  • Breaking dormancy                                    
  • Induce ripening of fruits
  • Induce abscission of leaves            
  • Inhibit elongation and lateral bud growth


Image title

Fruit ripenning in Banana


  • First endogenous cytokinin was isolated from maize kernels named as zeatin.
  • Germinating seeds, roots, sap streams, developing fruits and tumor tissue are rich in cytokinins.
  • Cytokinins imbibed seeds germinate better in dark than unimbibed lettuce seeds.
  • Similarly cytokinin together with gibberllin effectively breaks the photodormancy of celery (Apium graveolens) seeds.
  • Synthetic cytokinins are kinetin, benzyladenine and ethoxy ethladenine.

Role of cytokinin

  • Cell divisions, elongation and enlargement       
  • Induction of flowering, fruit development    
  • Apical dominance-overcoming                              
  • Delay senescence   
  • Tissue culture morphogenesis
  • Parthenocarpy
  • Breaking dormancy            
  • Improves N2 metabolism

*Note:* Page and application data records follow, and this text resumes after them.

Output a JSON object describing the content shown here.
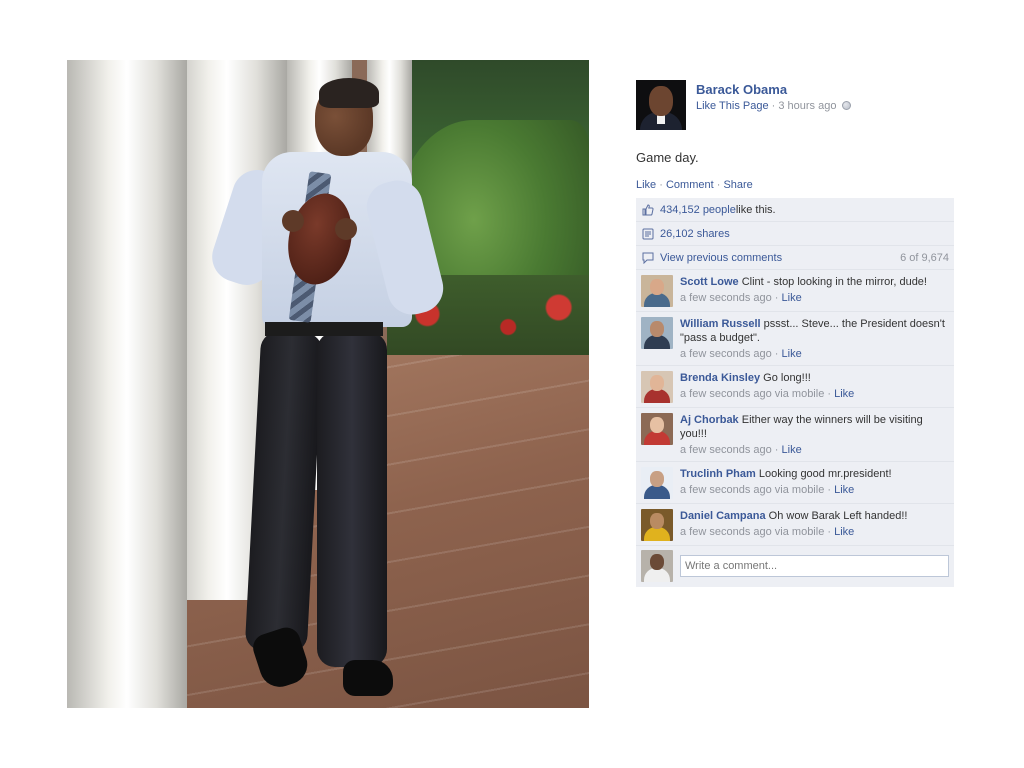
{
  "post": {
    "author": "Barack Obama",
    "like_page": "Like This Page",
    "separator": " · ",
    "time": "3 hours ago",
    "status": "Game day.",
    "actions": {
      "like": "Like",
      "comment": "Comment",
      "share": "Share"
    }
  },
  "ufi": {
    "likes_count": "434,152 people",
    "likes_suffix": " like this.",
    "shares": "26,102 shares",
    "view_previous": "View previous comments",
    "comment_count": "6 of 9,674"
  },
  "comments": [
    {
      "name": "Scott Lowe",
      "text": " Clint - stop looking in the mirror, dude!",
      "time": "a few seconds ago",
      "via": "",
      "like": "Like"
    },
    {
      "name": "William Russell",
      "text": " pssst... Steve... the President doesn't \"pass a budget\".",
      "time": "a few seconds ago",
      "via": "",
      "like": "Like"
    },
    {
      "name": "Brenda Kinsley",
      "text": " Go long!!!",
      "time": "a few seconds ago",
      "via": " via mobile",
      "like": "Like"
    },
    {
      "name": "Aj Chorbak",
      "text": " Either way the winners will be visiting you!!!",
      "time": "a few seconds ago",
      "via": "",
      "like": "Like"
    },
    {
      "name": "Truclinh Pham",
      "text": " Looking good mr.president!",
      "time": "a few seconds ago",
      "via": " via mobile",
      "like": "Like"
    },
    {
      "name": "Daniel Campana",
      "text": " Oh wow Barak Left handed!!",
      "time": "a few seconds ago",
      "via": " via mobile",
      "like": "Like"
    }
  ],
  "composer": {
    "placeholder": "Write a comment..."
  },
  "icons": {
    "like": "thumbs-up-icon",
    "share": "share-icon",
    "comments": "speech-bubble-icon",
    "privacy": "globe-icon"
  },
  "colors": {
    "link": "#3b5998",
    "meta": "#90949c",
    "ufi_bg": "#edeff4"
  }
}
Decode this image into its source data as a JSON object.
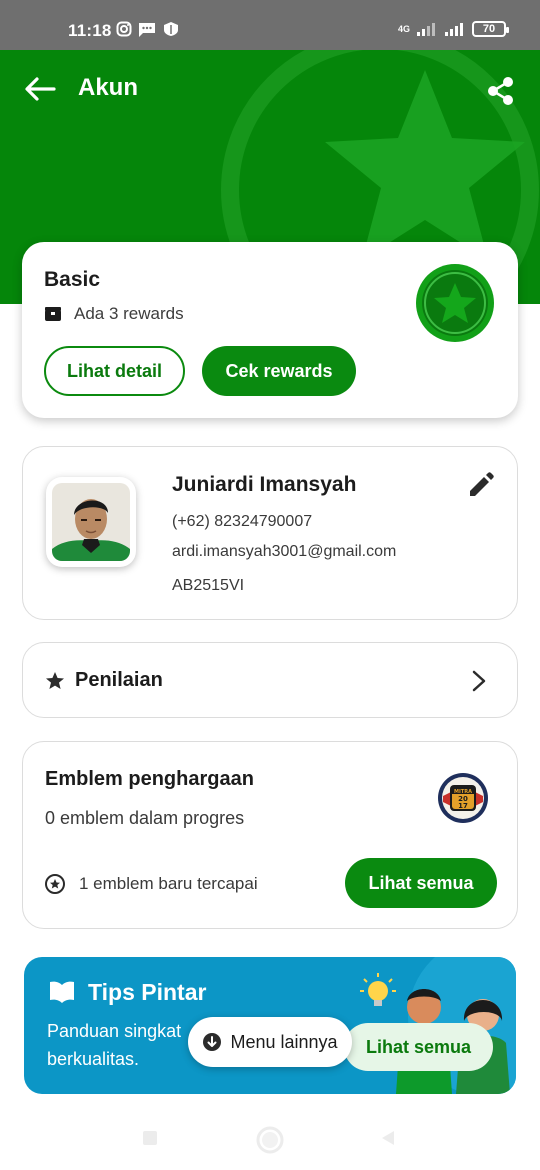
{
  "status_bar": {
    "time": "11:18",
    "network": "4G",
    "battery": "70"
  },
  "header": {
    "title": "Akun"
  },
  "tier": {
    "name": "Basic",
    "rewards_text": "Ada 3 rewards",
    "detail_button": "Lihat detail",
    "rewards_button": "Cek rewards"
  },
  "profile": {
    "name": "Juniardi Imansyah",
    "phone": "(+62) 82324790007",
    "email": "ardi.imansyah3001@gmail.com",
    "driver_id": "AB2515VI"
  },
  "rating": {
    "label": "Penilaian"
  },
  "emblem": {
    "title": "Emblem penghargaan",
    "progress_text": "0 emblem dalam progres",
    "achieved_text": "1 emblem baru tercapai",
    "view_all_button": "Lihat semua",
    "badge_top": "MITRA",
    "badge_num_1": "20",
    "badge_num_2": "17"
  },
  "tips": {
    "title": "Tips Pintar",
    "description": "Panduan singkat berkualitas.",
    "button": "Lihat semua"
  },
  "floating_menu": {
    "label": "Menu lainnya"
  },
  "colors": {
    "brand_green": "#05860a",
    "button_green": "#0a8a10",
    "tips_blue": "#0c96c6"
  }
}
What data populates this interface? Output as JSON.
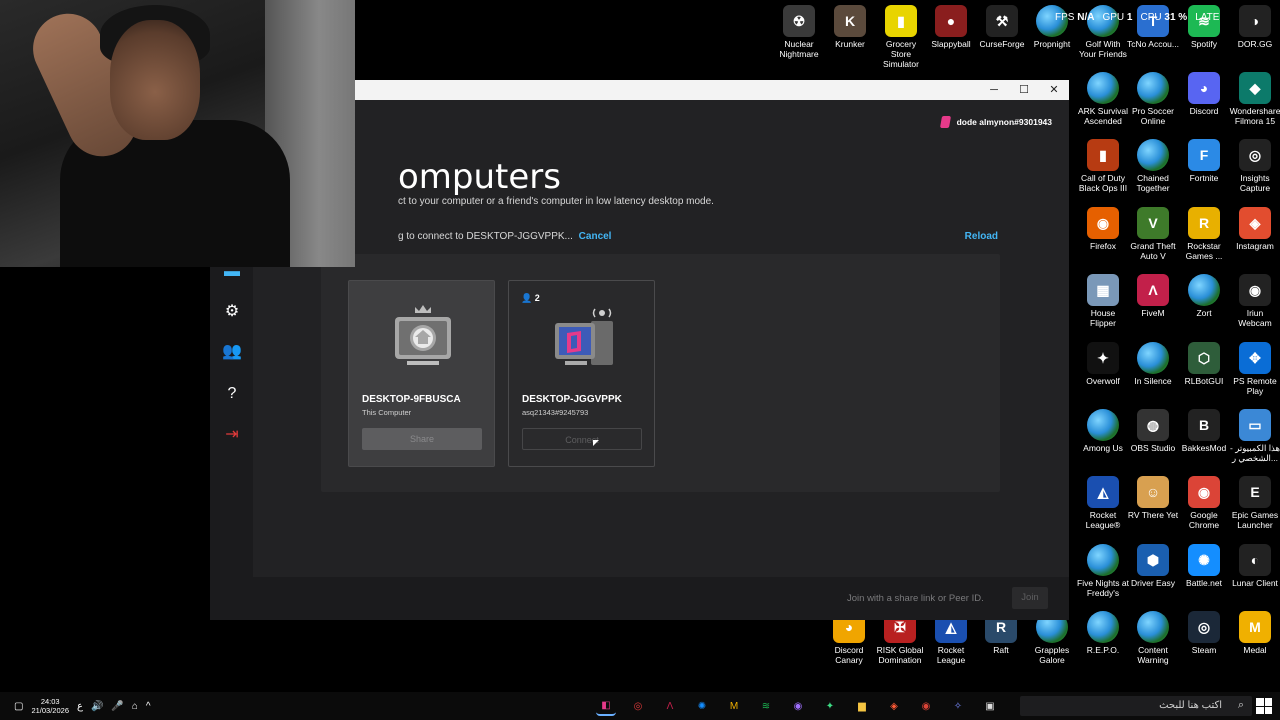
{
  "overlay": {
    "fps_label": "FPS",
    "fps_value": "N/A",
    "gpu_label": "GPU",
    "gpu_value": "1",
    "cpu_label": "CPU",
    "cpu_value": "31 %",
    "lat_label": "LATE"
  },
  "desktop_icons": [
    {
      "label": "Nuclear Nightmare",
      "color": "#3a3a3a",
      "glyph": "☢"
    },
    {
      "label": "Krunker",
      "color": "#5b4a3c",
      "glyph": "K"
    },
    {
      "label": "Grocery Store Simulator",
      "color": "#e8d400",
      "glyph": "▮"
    },
    {
      "label": "Slappyball",
      "color": "#8a1e1e",
      "glyph": "●"
    },
    {
      "label": "CurseForge",
      "color": "#222222",
      "glyph": "⚒"
    },
    {
      "label": "Propnight",
      "color": "globe",
      "glyph": ""
    },
    {
      "label": "Golf With Your Friends",
      "color": "globe",
      "glyph": ""
    },
    {
      "label": "TcNo Accou...",
      "color": "#2a6fd0",
      "glyph": "T"
    },
    {
      "label": "Spotify",
      "color": "#1db954",
      "glyph": "≋"
    },
    {
      "label": "DOR.GG",
      "color": "#222222",
      "glyph": "◑"
    },
    {
      "label": "ARK Survival Ascended",
      "color": "globe",
      "glyph": ""
    },
    {
      "label": "Pro Soccer Online",
      "color": "globe",
      "glyph": ""
    },
    {
      "label": "Discord",
      "color": "#5865f2",
      "glyph": "◕"
    },
    {
      "label": "Wondershare Filmora 15",
      "color": "#0c7a6a",
      "glyph": "◆"
    },
    {
      "label": "Call of Duty Black Ops III",
      "color": "#b73b12",
      "glyph": "▮"
    },
    {
      "label": "Chained Together",
      "color": "globe",
      "glyph": ""
    },
    {
      "label": "Fortnite",
      "color": "#2b8ae6",
      "glyph": "F"
    },
    {
      "label": "Insights Capture",
      "color": "#222222",
      "glyph": "◎"
    },
    {
      "label": "Firefox",
      "color": "#e66000",
      "glyph": "◉"
    },
    {
      "label": "Grand Theft Auto V",
      "color": "#3e7a2a",
      "glyph": "V"
    },
    {
      "label": "Rockstar Games ...",
      "color": "#e8b000",
      "glyph": "R"
    },
    {
      "label": "Instagram",
      "color": "#e24d2f",
      "glyph": "◈"
    },
    {
      "label": "House Flipper",
      "color": "#7a98b8",
      "glyph": "▦"
    },
    {
      "label": "FiveM",
      "color": "#c2204a",
      "glyph": "Λ"
    },
    {
      "label": "Zort",
      "color": "globe",
      "glyph": ""
    },
    {
      "label": "Iriun Webcam",
      "color": "#222222",
      "glyph": "◉"
    },
    {
      "label": "Overwolf",
      "color": "#111111",
      "glyph": "✦"
    },
    {
      "label": "In Silence",
      "color": "globe",
      "glyph": ""
    },
    {
      "label": "RLBotGUI",
      "color": "#2e5d3a",
      "glyph": "⬡"
    },
    {
      "label": "PS Remote Play",
      "color": "#0a6dd6",
      "glyph": "✥"
    },
    {
      "label": "Among Us",
      "color": "globe",
      "glyph": ""
    },
    {
      "label": "OBS Studio",
      "color": "#333333",
      "glyph": "◍"
    },
    {
      "label": "BakkesMod",
      "color": "#222222",
      "glyph": "B"
    },
    {
      "label": "هذا الكمبيوتر - الشخصي ر...",
      "color": "#3b88d6",
      "glyph": "▭"
    },
    {
      "label": "Rocket League®",
      "color": "#1a4fb0",
      "glyph": "◭"
    },
    {
      "label": "RV There Yet",
      "color": "#d8a050",
      "glyph": "☺"
    },
    {
      "label": "Google Chrome",
      "color": "#db4437",
      "glyph": "◉"
    },
    {
      "label": "Epic Games Launcher",
      "color": "#222222",
      "glyph": "E"
    },
    {
      "label": "Five Nights at Freddy's",
      "color": "globe",
      "glyph": ""
    },
    {
      "label": "Driver Easy",
      "color": "#1a5fb0",
      "glyph": "⬢"
    },
    {
      "label": "Battle.net",
      "color": "#148eff",
      "glyph": "✺"
    },
    {
      "label": "Lunar Client",
      "color": "#222222",
      "glyph": "◐"
    },
    {
      "label": "Discord Canary",
      "color": "#f0a500",
      "glyph": "◕"
    },
    {
      "label": "RISK Global Domination",
      "color": "#b82020",
      "glyph": "✠"
    },
    {
      "label": "Rocket League",
      "color": "#1a4fb0",
      "glyph": "◭"
    },
    {
      "label": "Raft",
      "color": "#2a4a6a",
      "glyph": "R"
    },
    {
      "label": "Grapples Galore",
      "color": "globe",
      "glyph": ""
    },
    {
      "label": "R.E.P.O.",
      "color": "globe",
      "glyph": ""
    },
    {
      "label": "Content Warning",
      "color": "globe",
      "glyph": ""
    },
    {
      "label": "Steam",
      "color": "#1b2838",
      "glyph": "◎"
    },
    {
      "label": "Medal",
      "color": "#f0b000",
      "glyph": "M"
    }
  ],
  "app": {
    "user": "dode almynon#9301943",
    "title": "omputers",
    "subtitle": "ct to your computer or a friend's computer in low latency desktop mode.",
    "status": "g to connect to DESKTOP-JGGVPPK...",
    "cancel_label": "Cancel",
    "reload_label": "Reload",
    "computers": [
      {
        "name": "DESKTOP-9FBUSCA",
        "sub": "This Computer",
        "button": "Share"
      },
      {
        "name": "DESKTOP-JGGVPPK",
        "sub": "asq21343#9245793",
        "button": "Connect",
        "users": "2"
      }
    ],
    "join_placeholder": "Join with a share link or Peer ID.",
    "join_label": "Join"
  },
  "taskbar": {
    "time": "24:03",
    "date": "21/03/2026",
    "lang": "ع",
    "search_placeholder": "اكتب هنا للبحث"
  }
}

Image titleCell division

Image titleAuxillary growth

Image titleDelaying of senescence


Growth retardants

  • The term growth retarding or growth retardant is that the chemical slows cell division and cell elongation of shoot tissue and regulate plant height physiologically without formative effects.          
  •   Eg. AMO 1618, phosphon-D, CCC, MC and Alar. These do not occur naturally in plants and acts in retardation of stem elongation, preventing cell division.

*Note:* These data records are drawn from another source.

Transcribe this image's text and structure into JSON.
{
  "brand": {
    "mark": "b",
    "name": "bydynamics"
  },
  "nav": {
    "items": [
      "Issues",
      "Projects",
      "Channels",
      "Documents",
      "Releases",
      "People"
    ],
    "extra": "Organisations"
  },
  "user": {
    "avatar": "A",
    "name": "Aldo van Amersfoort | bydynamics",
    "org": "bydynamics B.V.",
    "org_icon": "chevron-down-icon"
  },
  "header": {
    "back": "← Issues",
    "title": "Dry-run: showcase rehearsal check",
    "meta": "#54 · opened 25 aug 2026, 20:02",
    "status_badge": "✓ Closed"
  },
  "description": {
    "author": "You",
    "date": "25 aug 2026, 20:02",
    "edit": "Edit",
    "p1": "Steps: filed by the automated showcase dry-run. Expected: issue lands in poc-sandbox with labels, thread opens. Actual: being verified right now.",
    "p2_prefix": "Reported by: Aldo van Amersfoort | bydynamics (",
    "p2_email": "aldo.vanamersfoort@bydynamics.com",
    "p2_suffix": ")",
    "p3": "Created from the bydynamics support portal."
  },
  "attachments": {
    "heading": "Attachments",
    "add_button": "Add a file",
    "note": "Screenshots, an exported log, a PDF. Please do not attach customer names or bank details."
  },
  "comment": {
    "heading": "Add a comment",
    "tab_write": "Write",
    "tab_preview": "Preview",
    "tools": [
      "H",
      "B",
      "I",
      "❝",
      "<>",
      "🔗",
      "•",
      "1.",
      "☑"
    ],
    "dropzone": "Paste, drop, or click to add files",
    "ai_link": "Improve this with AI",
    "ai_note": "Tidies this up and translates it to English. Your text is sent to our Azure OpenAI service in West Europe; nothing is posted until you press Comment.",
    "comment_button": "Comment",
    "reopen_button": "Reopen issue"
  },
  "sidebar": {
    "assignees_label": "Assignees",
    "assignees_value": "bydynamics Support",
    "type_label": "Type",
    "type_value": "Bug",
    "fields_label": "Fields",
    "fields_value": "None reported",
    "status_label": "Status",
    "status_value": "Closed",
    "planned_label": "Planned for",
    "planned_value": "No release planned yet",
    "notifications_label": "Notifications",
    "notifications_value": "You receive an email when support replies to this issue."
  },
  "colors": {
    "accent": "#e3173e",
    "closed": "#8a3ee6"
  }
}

Suppress the growth of plants. There are phenolic inhibitors and synthetic inhibitors and Abscissic acid (ABA). Benzoic acid, Salicylic acid, Coumarin and Chlorogenic acid are examples for phenolic inhibitors, while malichydrazide (MH) and Triiodo benzoic acid (TIBA) are examples of synthetic inhibitors. Inhibitor from young leaves of Betula spp. prevents the growth of apical buds eg. ABA and Dormin.

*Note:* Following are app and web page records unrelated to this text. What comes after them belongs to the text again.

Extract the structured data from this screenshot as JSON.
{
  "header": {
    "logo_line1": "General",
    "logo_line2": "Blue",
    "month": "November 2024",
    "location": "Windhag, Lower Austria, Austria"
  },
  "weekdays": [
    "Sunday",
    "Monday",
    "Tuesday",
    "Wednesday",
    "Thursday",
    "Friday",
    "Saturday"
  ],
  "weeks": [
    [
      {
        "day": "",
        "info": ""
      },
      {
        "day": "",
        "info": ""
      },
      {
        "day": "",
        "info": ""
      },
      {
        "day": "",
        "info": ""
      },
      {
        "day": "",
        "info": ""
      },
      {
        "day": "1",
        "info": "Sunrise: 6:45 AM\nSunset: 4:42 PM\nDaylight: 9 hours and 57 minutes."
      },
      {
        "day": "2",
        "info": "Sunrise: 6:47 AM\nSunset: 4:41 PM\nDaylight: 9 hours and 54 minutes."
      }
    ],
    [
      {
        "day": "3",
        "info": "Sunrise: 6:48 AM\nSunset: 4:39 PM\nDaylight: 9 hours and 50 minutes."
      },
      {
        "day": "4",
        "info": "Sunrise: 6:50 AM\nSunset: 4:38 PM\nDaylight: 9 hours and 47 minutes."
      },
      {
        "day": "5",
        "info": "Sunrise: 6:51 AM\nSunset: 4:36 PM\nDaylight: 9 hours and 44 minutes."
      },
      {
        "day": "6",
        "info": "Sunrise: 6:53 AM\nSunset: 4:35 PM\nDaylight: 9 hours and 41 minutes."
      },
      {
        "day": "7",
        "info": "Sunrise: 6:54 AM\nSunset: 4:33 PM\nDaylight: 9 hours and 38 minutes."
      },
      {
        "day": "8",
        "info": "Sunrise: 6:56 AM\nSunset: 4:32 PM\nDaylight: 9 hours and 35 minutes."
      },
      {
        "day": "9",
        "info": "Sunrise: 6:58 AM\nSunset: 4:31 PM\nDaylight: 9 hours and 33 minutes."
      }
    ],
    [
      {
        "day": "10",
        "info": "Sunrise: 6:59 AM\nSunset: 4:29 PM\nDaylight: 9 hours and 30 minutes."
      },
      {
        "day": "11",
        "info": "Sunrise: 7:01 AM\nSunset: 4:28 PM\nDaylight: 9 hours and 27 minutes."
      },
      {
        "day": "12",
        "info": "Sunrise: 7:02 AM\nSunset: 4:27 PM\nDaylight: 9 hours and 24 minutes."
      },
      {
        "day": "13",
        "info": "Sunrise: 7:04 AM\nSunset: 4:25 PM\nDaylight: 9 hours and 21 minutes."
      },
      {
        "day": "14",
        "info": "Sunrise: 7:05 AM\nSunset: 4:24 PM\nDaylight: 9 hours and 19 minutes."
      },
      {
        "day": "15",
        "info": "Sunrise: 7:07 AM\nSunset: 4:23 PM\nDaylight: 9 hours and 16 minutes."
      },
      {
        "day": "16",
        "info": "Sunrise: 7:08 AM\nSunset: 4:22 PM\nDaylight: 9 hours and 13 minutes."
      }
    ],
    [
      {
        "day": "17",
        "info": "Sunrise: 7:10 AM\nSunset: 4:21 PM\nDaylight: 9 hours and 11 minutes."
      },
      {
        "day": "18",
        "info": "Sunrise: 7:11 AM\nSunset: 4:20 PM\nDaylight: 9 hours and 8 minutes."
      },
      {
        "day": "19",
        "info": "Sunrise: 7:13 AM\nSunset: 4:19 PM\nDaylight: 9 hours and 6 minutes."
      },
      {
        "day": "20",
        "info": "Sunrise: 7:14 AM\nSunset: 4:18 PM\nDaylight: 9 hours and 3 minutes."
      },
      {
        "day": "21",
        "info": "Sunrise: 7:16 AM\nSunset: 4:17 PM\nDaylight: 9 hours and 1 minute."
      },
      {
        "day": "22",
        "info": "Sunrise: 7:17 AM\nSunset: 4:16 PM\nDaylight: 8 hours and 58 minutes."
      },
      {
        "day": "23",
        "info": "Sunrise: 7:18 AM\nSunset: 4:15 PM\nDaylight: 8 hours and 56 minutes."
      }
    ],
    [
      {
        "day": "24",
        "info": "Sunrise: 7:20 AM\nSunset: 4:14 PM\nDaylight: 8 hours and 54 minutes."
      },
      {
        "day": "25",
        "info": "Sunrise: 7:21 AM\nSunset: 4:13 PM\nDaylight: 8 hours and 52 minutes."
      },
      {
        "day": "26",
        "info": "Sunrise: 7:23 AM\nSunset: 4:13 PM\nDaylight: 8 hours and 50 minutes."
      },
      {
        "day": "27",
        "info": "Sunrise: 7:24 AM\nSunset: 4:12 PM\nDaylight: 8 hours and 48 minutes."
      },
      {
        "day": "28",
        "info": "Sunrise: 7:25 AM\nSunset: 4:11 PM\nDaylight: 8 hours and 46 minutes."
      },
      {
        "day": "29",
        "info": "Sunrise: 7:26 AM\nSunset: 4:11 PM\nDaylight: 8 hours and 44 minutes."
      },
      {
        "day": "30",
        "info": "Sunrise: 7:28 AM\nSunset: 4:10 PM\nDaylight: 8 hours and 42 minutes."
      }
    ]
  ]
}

Abscisic Acid (ABA)

  • To stop elongation
  • Induce dormancy
  • Delay germination
  • Inhibit growth process

Role of inhibitors

  • Accumulation leads to induce dormancy
  • Regulation of flowering, senescence and tuber formation
  • Induction of cold hardiness
  • Cause abscission and dehiscence of fruits
  • ABA application increase GA (Gibberellic acid) levels and may cause increase in growth
  • Suppress the formation of a amylase in the barley endosperm
  • Interfere with DNA and RNA synthesis
  • Modify the nucleic acid and protein synthesis systems.
  • Phenolic compounds inhibit stem and root growth
  • Phenolics affect almost all the metabolic system
  • Control Gibberellin -  stimulated growth

Methods of application

  • Spraying method
  • Injection of solution into internal tissues
  • Root feeding method
  • Application of powder mixtures to the bases of cuttings
  • Dipping of the cutting in PGR solution
  • Soaking in dilute aqueous solution